Website and app data records:
= Beginning of Section =

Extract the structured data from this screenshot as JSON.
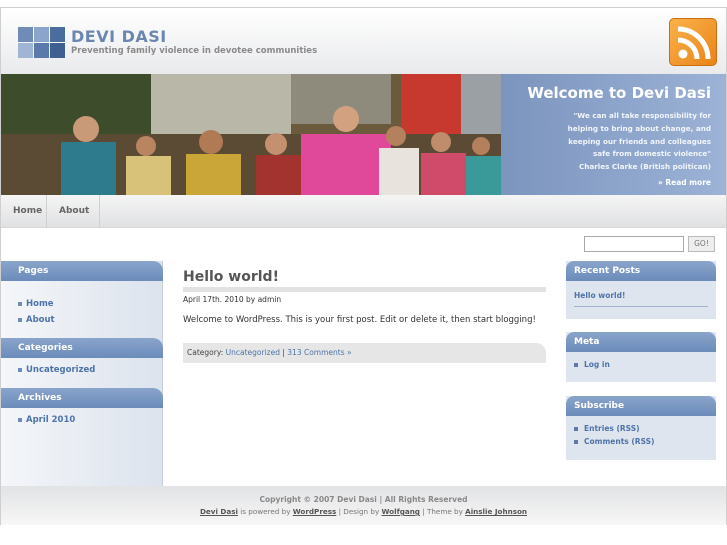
{
  "header": {
    "site_title": "DEVI DASI",
    "tagline": "Preventing family violence in devotee communities",
    "logo_colors": [
      "#6f8bb6",
      "#8ba4c9",
      "#4a6d9e",
      "#9fb5d3",
      "#5b7aa9",
      "#3f5f90"
    ],
    "rss_icon": "rss-feed-icon",
    "rss_color": "#f4a235"
  },
  "banner": {
    "photo": "group-of-women-photo",
    "welcome_title": "Welcome to Devi Dasi",
    "quote_lines": [
      "\"We can all take responsibility for",
      "helping to bring about change, and",
      "keeping our friends and colleagues",
      "safe from domestic violence\"",
      "Charles Clarke (British politican)"
    ],
    "read_more": "» Read more"
  },
  "nav": {
    "items": [
      {
        "label": "Home"
      },
      {
        "label": "About"
      }
    ]
  },
  "search": {
    "placeholder": "",
    "button_label": "GO!"
  },
  "left_sidebar": {
    "pages_heading": "Pages",
    "pages": [
      {
        "label": "Home"
      },
      {
        "label": "About"
      }
    ],
    "categories_heading": "Categories",
    "categories": [
      {
        "label": "Uncategorized"
      }
    ],
    "archives_heading": "Archives",
    "archives": [
      {
        "label": "April 2010"
      }
    ]
  },
  "post": {
    "title": "Hello world!",
    "meta": "April 17th. 2010 by admin",
    "body": "Welcome to WordPress. This is your first post. Edit or delete it, then start blogging!",
    "category_label": "Category: ",
    "category_link": "Uncategorized",
    "separator": " | ",
    "comments_link": "313 Comments »"
  },
  "right_sidebar": {
    "recent_heading": "Recent Posts",
    "recent": [
      {
        "label": "Hello world!"
      }
    ],
    "meta_heading": "Meta",
    "meta_links": [
      {
        "label": "Log in"
      }
    ],
    "subscribe_heading": "Subscribe",
    "subscribe_links": [
      {
        "label": "Entries (RSS)"
      },
      {
        "label": "Comments (RSS)"
      }
    ]
  },
  "footer": {
    "copyright": "Copyright © 2007 Devi Dasi | All Rights Reserved",
    "site_link": "Devi Dasi",
    "powered_text": " is powered by ",
    "wordpress_link": "WordPress",
    "design_text": " | Design by ",
    "design_link": "Wolfgang",
    "theme_text": " | Theme by ",
    "theme_link": "Ainslie Johnson"
  }
}
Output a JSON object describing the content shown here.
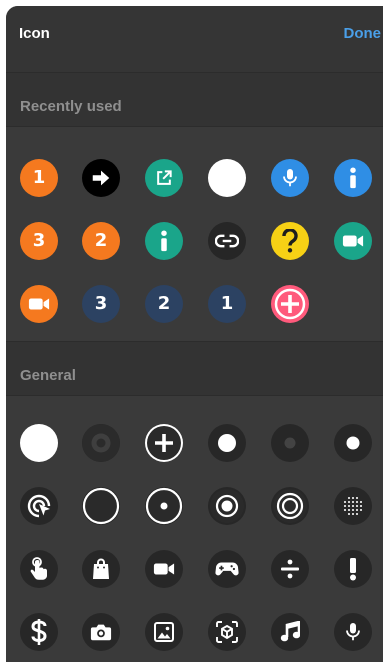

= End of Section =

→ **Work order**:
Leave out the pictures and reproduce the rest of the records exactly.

→ **Response area**:
Extract the structured data from this screenshot as JSON.
{
  "header": {
    "site_title": "DEVI DASI",
    "tagline": "Preventing family violence in devotee communities",
    "logo_colors": [
      "#6f8bb6",
      "#8ba4c9",
      "#4a6d9e",
      "#9fb5d3",
      "#5b7aa9",
      "#3f5f90"
    ],
    "rss_icon": "rss-feed-icon",
    "rss_color": "#f4a235"
  },
  "banner": {
    "photo": "group-of-women-photo",
    "welcome_title": "Welcome to Devi Dasi",
    "quote_lines": [
      "\"We can all take responsibility for",
      "helping to bring about change, and",
      "keeping our friends and colleagues",
      "safe from domestic violence\"",
      "Charles Clarke (British politican)"
    ],
    "read_more": "» Read more"
  },
  "nav": {
    "items": [
      {
        "label": "Home"
      },
      {
        "label": "About"
      }
    ]
  },
  "search": {
    "placeholder": "",
    "button_label": "GO!"
  },
  "left_sidebar": {
    "pages_heading": "Pages",
    "pages": [
      {
        "label": "Home"
      },
      {
        "label": "About"
      }
    ],
    "categories_heading": "Categories",
    "categories": [
      {
        "label": "Uncategorized"
      }
    ],
    "archives_heading": "Archives",
    "archives": [
      {
        "label": "April 2010"
      }
    ]
  },
  "post": {
    "title": "Hello world!",
    "meta": "April 17th. 2010 by admin",
    "body": "Welcome to WordPress. This is your first post. Edit or delete it, then start blogging!",
    "category_label": "Category: ",
    "category_link": "Uncategorized",
    "separator": " | ",
    "comments_link": "313 Comments »"
  },
  "right_sidebar": {
    "recent_heading": "Recent Posts",
    "recent": [
      {
        "label": "Hello world!"
      }
    ],
    "meta_heading": "Meta",
    "meta_links": [
      {
        "label": "Log in"
      }
    ],
    "subscribe_heading": "Subscribe",
    "subscribe_links": [
      {
        "label": "Entries (RSS)"
      },
      {
        "label": "Comments (RSS)"
      }
    ]
  },
  "footer": {
    "copyright": "Copyright © 2007 Devi Dasi | All Rights Reserved",
    "site_link": "Devi Dasi",
    "powered_text": " is powered by ",
    "wordpress_link": "WordPress",
    "design_text": " | Design by ",
    "design_link": "Wolfgang",
    "theme_text": " | Theme by ",
    "theme_link": "Ainslie Johnson"
  }
}
Output a JSON object describing the content shown here.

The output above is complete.